Of all Egypt's monuments, none is as majestic and haunting as the Great Sphinx. It was named as such by the Greeks, because o... More

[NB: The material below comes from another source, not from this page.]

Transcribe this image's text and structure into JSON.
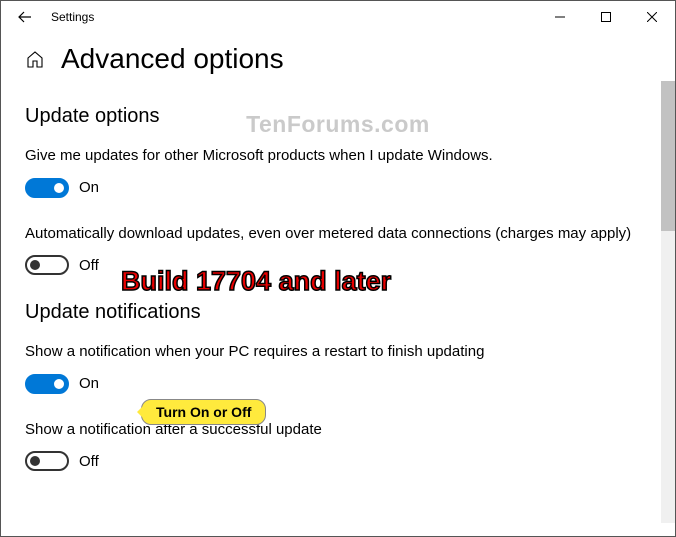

Of all Egypt's monuments, none is as majestic and haunting as the Great Sphinx. It was named as such by the Greeks, because of its physical similarity to a mythical creature with a lion's body and woman's head who devoured passers-by unable to answer her riddle. Arabs know it as Abu el-Hol (Father of Terror). Carved out of a limestone outcropping in front of the Giza Pyramids, the Sphinx is 50 x 20 meters (165 x 65 feet) high. Conventional archeologists attribute its construction to the IV Dynasty pharaoh Khafre (who built one of the three pyramids behind it), but others suggest it may be much older. The nose and beard were later shot off by Mameluke troops who used the Sphinx for target practice. Visitors cannot climb on the monument, but there is a viewing platform accessible through the granite mortuary temple to one side.